Henry Sgourakis is definitely an Australian designer to watch, and with plans to start a multi-disciplinary design firm, it could be anything from houses to chairs to bathroom fixtures. Here, we talk to Henry about his NOOK chair and foot stool.
How did the design come about?
NOOK evolved from some long crochet sessions with my grandmother. Initial ideas drew on my childhood growing up in a post-war home in Warrandyte, outer Melbourne.
Surrounded by arts and crafts, I wanted to create a piece that drew on such fond memories. I began to crochet anything I could find, the process generating some exciting results.
Nook was actually inspired by paper doilies, commonly considered cheap and tacky. Nook takes that tradition, which went wayward, and brings the splendor of lacework into furniture. It was very important to me to have the webbing move back to its original flat when not in use.
Where do you see your furniture being used?
In the beginning I set out to create an indoor piece aimed at residential and commercial applications, but nook has developed into a chair that can be used in almost any application.
As the cord is UV protected and can withstand harsh weather conditions for long periods of time, the chair can be a feature piece in a home/office/hotel, and also a fun outdoor chair for any deck or pool-side.
Where do you find inspiration for your designs?
I find inspiration can come from the most unexpected places. I do enjoy letting a material inspire a design, combining an interesting material with a contrasting ‘process’ can have exciting results. I regularly draw my surroundings for inspiration.
You recently graduated, how did you go about making your design a reality?
NOOK was a progression from my final year project of Industrial Design.
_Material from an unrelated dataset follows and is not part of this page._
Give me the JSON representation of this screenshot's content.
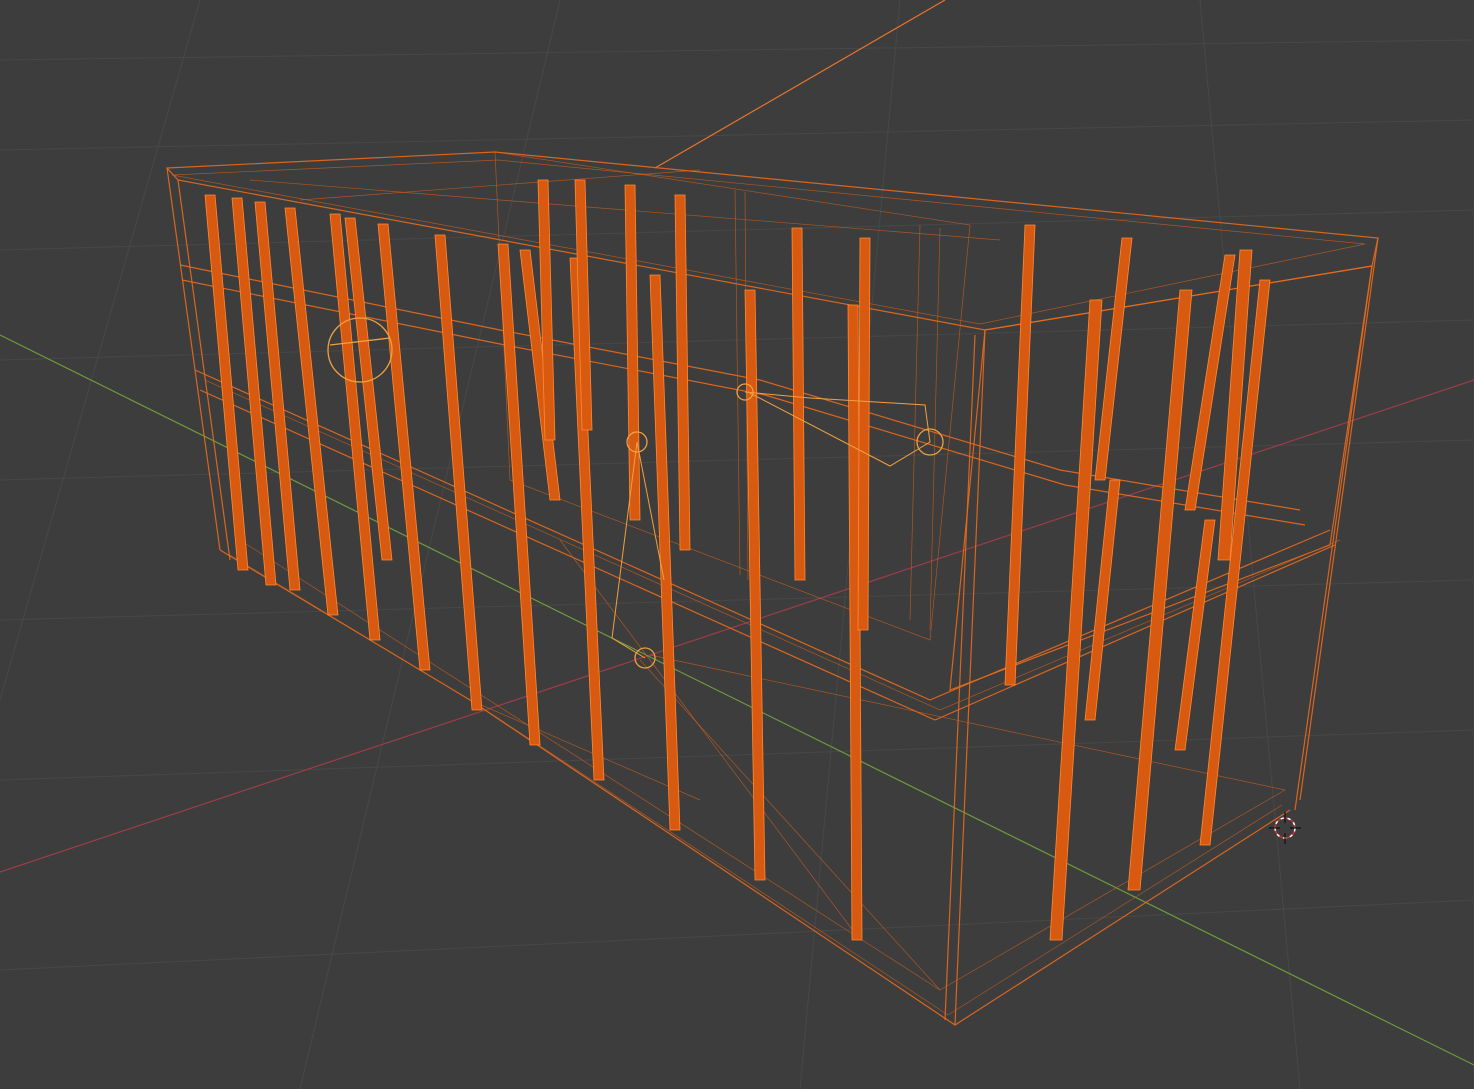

After finishing my course, it was a case of refinement, some material tweaks, and designing the piece to be more manufacture-friendly.
It can be a slow and tough industry in Australia, but luckily I have some great mentors on hand to keep me focused. Networking with an assortment of creative people is a necessary and helpful tool in constructively scrutinizing a concept and growing an idea into a product.
Can you tell us about the ecological aspects of the design?
The steel framing has been kept to a minimum in regards to both amount of material and manufacturing. As my preferred steel manufacturer uses maximum amount of recycled steel, the frame itself generates a very minimal footprint. There is almost no waste in its production.
The webbing is produced from 85 metres of cord, hand crocheted and attached. Preliminary results from RMIT’s Centre for Design ‘Life Cycle Assessment’ rated the product very well and extremely sustainable due to its durability and low-emission manufacturing methods.
Do you have other products in production?
Recently I have been working in collaboration with ArthurG furniture to create a steel framed dinning chair for their catalogue of locally manufactured high-end furniture.
We have a great relationship and they are an excellent Australian company so the design and development process was fantastic. The piece is soon to be in their showrooms around the country.
Also, I was approached last year by a another Australian company to develop a new range of toilets for their growing brand. We have spent 8 months on the project and are now in final stages. The range consists of a 3 product family.
You can contact Henry directly to find out more about NOOK.